Please retype the listing below, matching every line exactly.

________________

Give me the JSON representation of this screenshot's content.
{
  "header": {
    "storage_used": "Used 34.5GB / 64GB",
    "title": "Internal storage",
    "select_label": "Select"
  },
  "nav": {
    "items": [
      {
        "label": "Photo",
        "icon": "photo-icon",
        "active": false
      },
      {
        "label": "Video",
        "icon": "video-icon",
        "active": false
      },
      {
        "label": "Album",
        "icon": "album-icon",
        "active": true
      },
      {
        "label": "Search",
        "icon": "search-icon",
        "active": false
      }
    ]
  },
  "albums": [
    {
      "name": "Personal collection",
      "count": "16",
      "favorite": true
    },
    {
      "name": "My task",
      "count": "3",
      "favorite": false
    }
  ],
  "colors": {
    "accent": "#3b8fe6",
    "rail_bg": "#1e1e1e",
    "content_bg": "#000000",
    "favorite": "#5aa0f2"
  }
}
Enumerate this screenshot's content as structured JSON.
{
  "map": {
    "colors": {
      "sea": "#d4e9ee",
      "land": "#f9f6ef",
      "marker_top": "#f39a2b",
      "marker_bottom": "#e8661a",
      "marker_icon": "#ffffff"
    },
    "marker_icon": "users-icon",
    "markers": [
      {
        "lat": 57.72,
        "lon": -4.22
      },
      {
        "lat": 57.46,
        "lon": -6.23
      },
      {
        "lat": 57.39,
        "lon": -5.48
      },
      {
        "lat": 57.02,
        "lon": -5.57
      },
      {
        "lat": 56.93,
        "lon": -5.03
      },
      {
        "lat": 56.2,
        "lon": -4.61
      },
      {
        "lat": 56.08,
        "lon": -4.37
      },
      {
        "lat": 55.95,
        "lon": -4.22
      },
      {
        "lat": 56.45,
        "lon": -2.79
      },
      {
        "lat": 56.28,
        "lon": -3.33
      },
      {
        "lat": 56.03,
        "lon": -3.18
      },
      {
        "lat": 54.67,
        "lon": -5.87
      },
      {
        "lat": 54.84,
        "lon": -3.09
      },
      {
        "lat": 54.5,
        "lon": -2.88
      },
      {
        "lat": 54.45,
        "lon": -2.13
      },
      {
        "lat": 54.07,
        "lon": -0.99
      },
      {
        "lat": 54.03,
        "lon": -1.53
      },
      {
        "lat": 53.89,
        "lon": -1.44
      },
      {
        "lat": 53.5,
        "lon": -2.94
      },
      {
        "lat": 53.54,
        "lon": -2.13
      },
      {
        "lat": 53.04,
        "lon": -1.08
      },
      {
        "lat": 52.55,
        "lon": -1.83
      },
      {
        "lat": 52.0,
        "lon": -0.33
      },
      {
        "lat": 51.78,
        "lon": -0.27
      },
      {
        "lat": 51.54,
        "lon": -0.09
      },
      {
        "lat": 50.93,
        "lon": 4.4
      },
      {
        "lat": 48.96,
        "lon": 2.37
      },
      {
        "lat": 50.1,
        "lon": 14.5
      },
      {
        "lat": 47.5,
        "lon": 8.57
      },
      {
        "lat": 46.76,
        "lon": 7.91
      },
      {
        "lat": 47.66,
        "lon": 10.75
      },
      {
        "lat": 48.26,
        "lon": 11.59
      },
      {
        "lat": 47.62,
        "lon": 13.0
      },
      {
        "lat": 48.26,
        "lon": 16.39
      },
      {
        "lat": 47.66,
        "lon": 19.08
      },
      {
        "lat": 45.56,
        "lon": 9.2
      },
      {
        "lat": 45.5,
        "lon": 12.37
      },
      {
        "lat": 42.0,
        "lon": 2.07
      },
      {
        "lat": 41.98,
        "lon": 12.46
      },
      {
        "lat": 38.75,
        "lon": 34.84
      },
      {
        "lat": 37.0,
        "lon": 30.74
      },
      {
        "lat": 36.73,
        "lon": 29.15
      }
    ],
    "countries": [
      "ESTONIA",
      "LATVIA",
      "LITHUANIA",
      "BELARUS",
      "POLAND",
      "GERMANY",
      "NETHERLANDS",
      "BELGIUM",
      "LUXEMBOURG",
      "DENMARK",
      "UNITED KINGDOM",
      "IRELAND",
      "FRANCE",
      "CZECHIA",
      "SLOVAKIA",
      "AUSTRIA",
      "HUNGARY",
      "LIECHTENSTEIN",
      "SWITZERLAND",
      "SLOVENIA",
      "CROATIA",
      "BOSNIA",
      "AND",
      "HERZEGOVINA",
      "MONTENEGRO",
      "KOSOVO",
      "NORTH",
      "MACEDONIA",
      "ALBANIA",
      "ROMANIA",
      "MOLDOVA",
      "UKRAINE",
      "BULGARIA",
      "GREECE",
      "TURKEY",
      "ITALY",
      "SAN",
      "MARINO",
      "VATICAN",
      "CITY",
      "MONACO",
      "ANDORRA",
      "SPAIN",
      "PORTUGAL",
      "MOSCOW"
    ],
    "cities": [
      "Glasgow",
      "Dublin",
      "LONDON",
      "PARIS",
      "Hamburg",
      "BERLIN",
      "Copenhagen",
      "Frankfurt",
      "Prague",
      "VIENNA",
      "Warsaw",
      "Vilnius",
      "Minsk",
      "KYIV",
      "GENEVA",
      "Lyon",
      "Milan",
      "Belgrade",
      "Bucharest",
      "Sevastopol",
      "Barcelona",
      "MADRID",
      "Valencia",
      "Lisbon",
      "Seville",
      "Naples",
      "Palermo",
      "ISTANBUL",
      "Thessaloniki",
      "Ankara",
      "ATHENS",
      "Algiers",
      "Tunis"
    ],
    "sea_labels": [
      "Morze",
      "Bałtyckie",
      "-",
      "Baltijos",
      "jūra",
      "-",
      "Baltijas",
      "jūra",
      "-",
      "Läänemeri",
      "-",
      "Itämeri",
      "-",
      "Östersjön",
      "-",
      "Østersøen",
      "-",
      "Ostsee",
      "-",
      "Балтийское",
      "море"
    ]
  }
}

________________

[ANSWER BOX]
Give me the JSON representation of this screenshot's content.
{
  "header": {
    "storage_used": "Used 34.5GB / 64GB",
    "title": "Internal storage",
    "select_label": "Select"
  },
  "nav": {
    "items": [
      {
        "label": "Photo",
        "icon": "photo-icon",
        "active": false
      },
      {
        "label": "Video",
        "icon": "video-icon",
        "active": false
      },
      {
        "label": "Album",
        "icon": "album-icon",
        "active": true
      },
      {
        "label": "Search",
        "icon": "search-icon",
        "active": false
      }
    ]
  },
  "albums": [
    {
      "name": "Personal collection",
      "count": "16",
      "favorite": true
    },
    {
      "name": "My task",
      "count": "3",
      "favorite": false
    }
  ],
  "colors": {
    "accent": "#3b8fe6",
    "rail_bg": "#1e1e1e",
    "content_bg": "#000000",
    "favorite": "#5aa0f2"
  }
}
Enumerate this screenshot's content as structured JSON.
{
  "map": {
    "colors": {
      "sea": "#d4e9ee",
      "land": "#f9f6ef",
      "marker_top": "#f39a2b",
      "marker_bottom": "#e8661a",
      "marker_icon": "#ffffff"
    },
    "marker_icon": "users-icon",
    "markers": [
      {
        "lat": 57.72,
        "lon": -4.22
      },
      {
        "lat": 57.46,
        "lon": -6.23
      },
      {
        "lat": 57.39,
        "lon": -5.48
      },
      {
        "lat": 57.02,
        "lon": -5.57
      },
      {
        "lat": 56.93,
        "lon": -5.03
      },
      {
        "lat": 56.2,
        "lon": -4.61
      },
      {
        "lat": 56.08,
        "lon": -4.37
      },
      {
        "lat": 55.95,
        "lon": -4.22
      },
      {
        "lat": 56.45,
        "lon": -2.79
      },
      {
        "lat": 56.28,
        "lon": -3.33
      },
      {
        "lat": 56.03,
        "lon": -3.18
      },
      {
        "lat": 54.67,
        "lon": -5.87
      },
      {
        "lat": 54.84,
        "lon": -3.09
      },
      {
        "lat": 54.5,
        "lon": -2.88
      },
      {
        "lat": 54.45,
        "lon": -2.13
      },
      {
        "lat": 54.07,
        "lon": -0.99
      },
      {
        "lat": 54.03,
        "lon": -1.53
      },
      {
        "lat": 53.89,
        "lon": -1.44
      },
      {
        "lat": 53.5,
        "lon": -2.94
      },
      {
        "lat": 53.54,
        "lon": -2.13
      },
      {
        "lat": 53.04,
        "lon": -1.08
      },
      {
        "lat": 52.55,
        "lon": -1.83
      },
      {
        "lat": 52.0,
        "lon": -0.33
      },
      {
        "lat": 51.78,
        "lon": -0.27
      },
      {
        "lat": 51.54,
        "lon": -0.09
      },
      {
        "lat": 50.93,
        "lon": 4.4
      },
      {
        "lat": 48.96,
        "lon": 2.37
      },
      {
        "lat": 50.1,
        "lon": 14.5
      },
      {
        "lat": 47.5,
        "lon": 8.57
      },
      {
        "lat": 46.76,
        "lon": 7.91
      },
      {
        "lat": 47.66,
        "lon": 10.75
      },
      {
        "lat": 48.26,
        "lon": 11.59
      },
      {
        "lat": 47.62,
        "lon": 13.0
      },
      {
        "lat": 48.26,
        "lon": 16.39
      },
      {
        "lat": 47.66,
        "lon": 19.08
      },
      {
        "lat": 45.56,
        "lon": 9.2
      },
      {
        "lat": 45.5,
        "lon": 12.37
      },
      {
        "lat": 42.0,
        "lon": 2.07
      },
      {
        "lat": 41.98,
        "lon": 12.46
      },
      {
        "lat": 38.75,
        "lon": 34.84
      },
      {
        "lat": 37.0,
        "lon": 30.74
      },
      {
        "lat": 36.73,
        "lon": 29.15
      }
    ],
    "countries": [
      "ESTONIA",
      "LATVIA",
      "LITHUANIA",
      "BELARUS",
      "POLAND",
      "GERMANY",
      "NETHERLANDS",
      "BELGIUM",
      "LUXEMBOURG",
      "DENMARK",
      "UNITED KINGDOM",
      "IRELAND",
      "FRANCE",
      "CZECHIA",
      "SLOVAKIA",
      "AUSTRIA",
      "HUNGARY",
      "LIECHTENSTEIN",
      "SWITZERLAND",
      "SLOVENIA",
      "CROATIA",
      "BOSNIA",
      "AND",
      "HERZEGOVINA",
      "MONTENEGRO",
      "KOSOVO",
      "NORTH",
      "MACEDONIA",
      "ALBANIA",
      "ROMANIA",
      "MOLDOVA",
      "UKRAINE",
      "BULGARIA",
      "GREECE",
      "TURKEY",
      "ITALY",
      "SAN",
      "MARINO",
      "VATICAN",
      "CITY",
      "MONACO",
      "ANDORRA",
      "SPAIN",
      "PORTUGAL",
      "MOSCOW"
    ],
    "cities": [
      "Glasgow",
      "Dublin",
      "LONDON",
      "PARIS",
      "Hamburg",
      "BERLIN",
      "Copenhagen",
      "Frankfurt",
      "Prague",
      "VIENNA",
      "Warsaw",
      "Vilnius",
      "Minsk",
      "KYIV",
      "GENEVA",
      "Lyon",
      "Milan",
      "Belgrade",
      "Bucharest",
      "Sevastopol",
      "Barcelona",
      "MADRID",
      "Valencia",
      "Lisbon",
      "Seville",
      "Naples",
      "Palermo",
      "ISTANBUL",
      "Thessaloniki",
      "Ankara",
      "ATHENS",
      "Algiers",
      "Tunis"
    ],
    "sea_labels": [
      "Morze",
      "Bałtyckie",
      "-",
      "Baltijos",
      "jūra",
      "-",
      "Baltijas",
      "jūra",
      "-",
      "Läänemeri",
      "-",
      "Itämeri",
      "-",
      "Östersjön",
      "-",
      "Østersøen",
      "-",
      "Ostsee",
      "-",
      "Балтийское",
      "море"
    ]
  }
}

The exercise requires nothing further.